It’s been overwhelmingly positive. You have fears your whole life about things and it just turns out to be completely the opposite. I hadn’t really planned this … but with the [Proposition 8] ruling, the stay was lifted on Thursday, and I just went, "You know what, this is my tipping point," and like I say, I’d been talking to Chely a lot, a lot of the things she said just hit home in a way that they hadn’t before, and talking to Lisa, and having people on, like Ted Olson on the Prop. 8 thing — when you hear the conservative case for gay marriage you just realize that we are in a really critical moment in our history in civil rights.
What has been the most surprising reaction you’ve gotten?
I think the thing I was the most shocked at was how shocked people were. There were funny stories on the Internet like, “This just in: Radio Shack is recalling all their gaydar devices.” I sort of thought people knew — like I say, I wasn’t in the closet. I’ve been out to my friends and family and coworkers for years; I just didn’t talk about it on the radio. It is interesting how there’s such a presumption of heterosexuality when you look a certain way. We talked this morning about the subsets of letters — I was touched by all the straight people who wrote in and said they cried all the way through the show, not just gay people, but I guess there is something in what they say, like, “walking in your truth.” One letter-writer said, “Can we stop with this Oprah ‘walking your truth’ shit and get back to the fart jokes?” The biggest subsets of letters: men who are disappointed who are used to holding my picture and with one hand; straight women that said, “Yay. more men for me.” Straight elderly single unmarried losers who thought I was their role model and were disappointed that it’s because I’m gay. A lot of grateful gay people, but an interesting subset of gay people who said, “Thank you, but there’s part of me that’s a little sad because we lost a great straight cheerleader.” Again, maybe they had the same thought I had, what if I lose my platform because I’m talking about who I am personally? But in the end, it’s what everybody says it is; it’s remarkably empowering and freeing,
I take it your mooks are cool with this?
They’re my good friends. We’ve been close friends for many, many years. As they said, there’s just more things to make fun of me for.
How about your Republican family?

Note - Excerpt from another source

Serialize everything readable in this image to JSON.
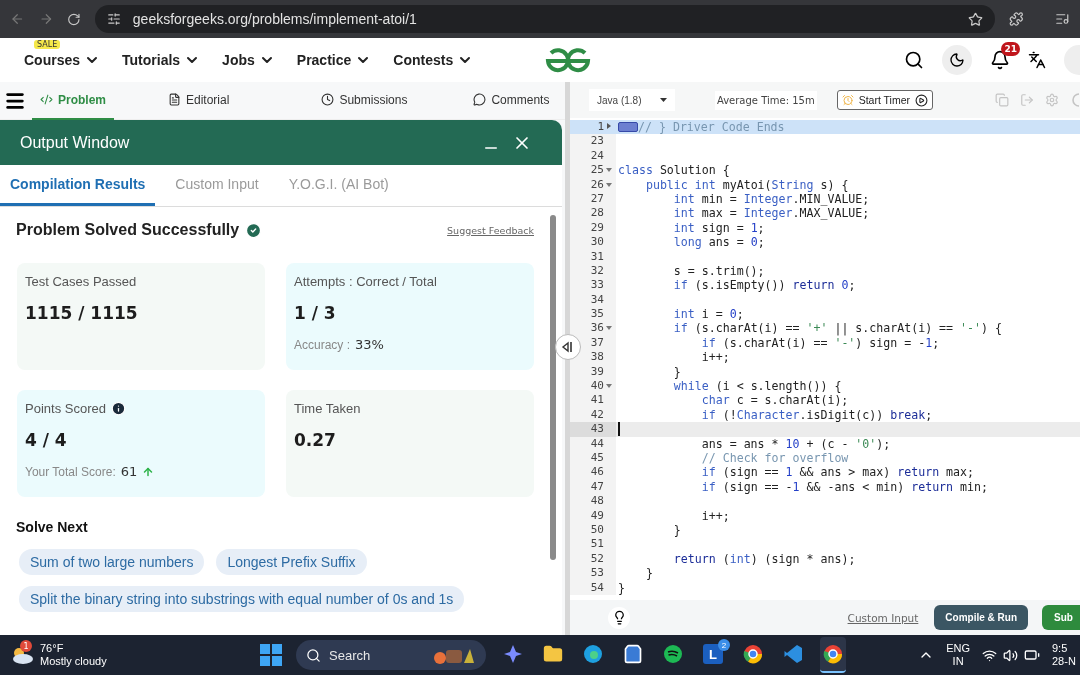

That was also the lesson I wanted to try to impart with my story. Way back when, I spent so much time worrying about if they’d judge me that I judged them. And they could not have all been more supporting and loving. From the listeners, the letter I got the most, they said, thank you so much for trusting us with your truth, and I realized I was doing the same thing to my listeners that I was to my family for all those years. My 87-year-old Republican mom, I called to leave her a message, to give her a heads up, I said, “Hey, mom, if you want to come on the air, it’s OK.” When I finally got her it was after the show and she had actually written a prepared statement and was reading it — I said, “Mom, we’re not on the radio, that’s OK. Mom, it’s just me, we’re not on their air.” But she was prepared for me.
Trudy Ring is copy editor for our sibling site Advocate.com